Start of Data in this exercise

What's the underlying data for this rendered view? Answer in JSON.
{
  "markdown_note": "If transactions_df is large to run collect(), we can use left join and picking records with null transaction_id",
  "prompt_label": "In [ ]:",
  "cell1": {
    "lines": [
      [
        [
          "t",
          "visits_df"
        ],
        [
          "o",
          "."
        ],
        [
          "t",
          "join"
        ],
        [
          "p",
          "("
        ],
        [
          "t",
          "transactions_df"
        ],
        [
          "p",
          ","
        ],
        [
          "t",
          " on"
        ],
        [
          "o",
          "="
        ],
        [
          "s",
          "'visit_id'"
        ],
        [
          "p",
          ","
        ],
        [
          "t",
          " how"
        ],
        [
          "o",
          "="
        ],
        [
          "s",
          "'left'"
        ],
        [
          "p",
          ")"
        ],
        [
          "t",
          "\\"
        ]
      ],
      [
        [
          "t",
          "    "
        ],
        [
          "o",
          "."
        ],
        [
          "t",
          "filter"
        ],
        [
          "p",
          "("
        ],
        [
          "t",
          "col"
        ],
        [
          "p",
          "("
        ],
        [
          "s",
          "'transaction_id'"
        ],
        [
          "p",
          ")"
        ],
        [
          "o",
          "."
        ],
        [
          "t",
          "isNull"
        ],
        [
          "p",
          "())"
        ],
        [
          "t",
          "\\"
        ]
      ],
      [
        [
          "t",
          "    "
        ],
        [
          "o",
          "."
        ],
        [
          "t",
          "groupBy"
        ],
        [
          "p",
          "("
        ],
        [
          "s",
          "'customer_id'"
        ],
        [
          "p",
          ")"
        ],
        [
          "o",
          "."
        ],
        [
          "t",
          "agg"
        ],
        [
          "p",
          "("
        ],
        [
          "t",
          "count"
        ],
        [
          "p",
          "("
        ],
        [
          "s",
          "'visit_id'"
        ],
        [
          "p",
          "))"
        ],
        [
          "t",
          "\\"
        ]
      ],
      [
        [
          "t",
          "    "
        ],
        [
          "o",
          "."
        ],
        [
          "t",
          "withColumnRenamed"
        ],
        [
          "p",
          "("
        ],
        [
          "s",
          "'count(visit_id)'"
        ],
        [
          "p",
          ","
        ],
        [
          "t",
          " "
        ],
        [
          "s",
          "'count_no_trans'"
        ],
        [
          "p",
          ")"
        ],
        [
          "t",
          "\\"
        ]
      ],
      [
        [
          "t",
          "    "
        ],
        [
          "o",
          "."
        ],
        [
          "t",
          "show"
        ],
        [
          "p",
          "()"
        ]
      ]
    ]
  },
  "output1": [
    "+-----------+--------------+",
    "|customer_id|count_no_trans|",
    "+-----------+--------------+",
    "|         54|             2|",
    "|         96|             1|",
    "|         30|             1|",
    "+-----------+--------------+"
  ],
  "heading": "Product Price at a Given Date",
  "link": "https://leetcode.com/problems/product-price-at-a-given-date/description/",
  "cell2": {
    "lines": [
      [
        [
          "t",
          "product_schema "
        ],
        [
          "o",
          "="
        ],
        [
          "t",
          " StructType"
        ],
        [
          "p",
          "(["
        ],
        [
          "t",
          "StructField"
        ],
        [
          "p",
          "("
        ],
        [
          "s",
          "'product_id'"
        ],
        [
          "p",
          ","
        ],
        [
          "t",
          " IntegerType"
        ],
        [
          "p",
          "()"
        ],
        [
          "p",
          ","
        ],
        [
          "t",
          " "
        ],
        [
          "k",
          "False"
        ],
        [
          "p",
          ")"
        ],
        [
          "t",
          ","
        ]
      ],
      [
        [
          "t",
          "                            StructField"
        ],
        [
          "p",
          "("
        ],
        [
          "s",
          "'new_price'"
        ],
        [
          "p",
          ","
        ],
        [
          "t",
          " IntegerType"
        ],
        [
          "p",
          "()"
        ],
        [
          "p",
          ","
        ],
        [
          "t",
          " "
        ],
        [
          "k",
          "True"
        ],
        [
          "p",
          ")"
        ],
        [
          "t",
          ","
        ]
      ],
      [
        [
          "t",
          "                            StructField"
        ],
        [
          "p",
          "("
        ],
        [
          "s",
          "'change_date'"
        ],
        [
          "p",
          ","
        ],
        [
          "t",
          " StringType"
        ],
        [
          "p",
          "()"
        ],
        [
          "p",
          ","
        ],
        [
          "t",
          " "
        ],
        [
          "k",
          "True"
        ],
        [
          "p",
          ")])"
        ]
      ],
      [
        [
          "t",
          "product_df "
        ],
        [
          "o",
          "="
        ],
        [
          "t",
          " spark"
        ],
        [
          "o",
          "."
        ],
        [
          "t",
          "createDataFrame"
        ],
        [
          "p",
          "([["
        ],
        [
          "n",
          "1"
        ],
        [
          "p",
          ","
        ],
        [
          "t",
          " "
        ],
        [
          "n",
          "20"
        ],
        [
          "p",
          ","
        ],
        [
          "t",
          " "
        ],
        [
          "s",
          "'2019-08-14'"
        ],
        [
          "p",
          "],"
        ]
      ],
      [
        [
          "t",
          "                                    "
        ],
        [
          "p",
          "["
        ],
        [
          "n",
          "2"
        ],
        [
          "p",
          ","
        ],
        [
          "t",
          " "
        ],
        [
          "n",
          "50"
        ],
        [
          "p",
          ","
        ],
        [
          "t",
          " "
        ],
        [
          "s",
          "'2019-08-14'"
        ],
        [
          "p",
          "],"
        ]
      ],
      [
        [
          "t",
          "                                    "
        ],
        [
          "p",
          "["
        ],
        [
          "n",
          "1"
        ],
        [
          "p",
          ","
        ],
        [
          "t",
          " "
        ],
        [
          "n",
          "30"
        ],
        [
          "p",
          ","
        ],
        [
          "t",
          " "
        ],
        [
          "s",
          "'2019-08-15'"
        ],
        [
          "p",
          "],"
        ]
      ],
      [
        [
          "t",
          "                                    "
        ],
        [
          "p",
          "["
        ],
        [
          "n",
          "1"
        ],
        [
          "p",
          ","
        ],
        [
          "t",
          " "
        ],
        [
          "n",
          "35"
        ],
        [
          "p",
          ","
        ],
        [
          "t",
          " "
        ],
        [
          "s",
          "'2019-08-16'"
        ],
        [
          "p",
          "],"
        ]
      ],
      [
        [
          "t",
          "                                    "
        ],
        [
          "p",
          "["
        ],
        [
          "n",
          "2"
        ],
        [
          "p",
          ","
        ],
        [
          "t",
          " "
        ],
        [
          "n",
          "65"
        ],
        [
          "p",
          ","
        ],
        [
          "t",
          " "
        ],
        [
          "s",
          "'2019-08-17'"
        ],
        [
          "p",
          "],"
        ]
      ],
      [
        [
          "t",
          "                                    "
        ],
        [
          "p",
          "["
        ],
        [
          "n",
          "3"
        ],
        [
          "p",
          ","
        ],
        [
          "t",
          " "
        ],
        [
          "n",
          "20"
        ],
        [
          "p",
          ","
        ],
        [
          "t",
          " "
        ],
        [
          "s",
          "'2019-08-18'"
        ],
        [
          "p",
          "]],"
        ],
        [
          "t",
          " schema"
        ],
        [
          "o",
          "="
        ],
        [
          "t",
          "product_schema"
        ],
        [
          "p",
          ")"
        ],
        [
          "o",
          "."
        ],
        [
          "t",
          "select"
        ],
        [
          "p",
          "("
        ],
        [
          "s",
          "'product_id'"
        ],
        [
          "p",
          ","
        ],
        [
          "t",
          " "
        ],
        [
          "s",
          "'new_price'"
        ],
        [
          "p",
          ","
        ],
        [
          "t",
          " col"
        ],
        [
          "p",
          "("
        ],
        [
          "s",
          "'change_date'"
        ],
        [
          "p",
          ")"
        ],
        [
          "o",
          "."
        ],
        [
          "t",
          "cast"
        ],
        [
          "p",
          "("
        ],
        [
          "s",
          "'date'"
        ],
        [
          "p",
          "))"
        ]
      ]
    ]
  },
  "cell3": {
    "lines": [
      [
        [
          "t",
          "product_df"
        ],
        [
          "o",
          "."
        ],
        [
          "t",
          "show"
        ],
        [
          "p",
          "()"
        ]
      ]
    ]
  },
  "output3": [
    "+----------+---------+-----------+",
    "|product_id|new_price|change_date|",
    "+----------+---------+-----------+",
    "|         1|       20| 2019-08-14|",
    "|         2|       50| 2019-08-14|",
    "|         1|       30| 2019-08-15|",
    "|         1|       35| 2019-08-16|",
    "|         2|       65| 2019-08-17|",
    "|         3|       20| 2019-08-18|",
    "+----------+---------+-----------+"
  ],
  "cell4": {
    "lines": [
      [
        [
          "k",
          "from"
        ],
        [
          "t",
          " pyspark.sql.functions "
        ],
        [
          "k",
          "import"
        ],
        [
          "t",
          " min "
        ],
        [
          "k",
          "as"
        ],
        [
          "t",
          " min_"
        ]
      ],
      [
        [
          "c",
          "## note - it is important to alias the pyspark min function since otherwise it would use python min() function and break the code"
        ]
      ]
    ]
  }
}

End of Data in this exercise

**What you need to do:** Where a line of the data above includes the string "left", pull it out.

**Output below:**
  "markdown_note": "If transactions_df is large to run collect(), we can use left join and picking records with null transaction_id",
          "'left'"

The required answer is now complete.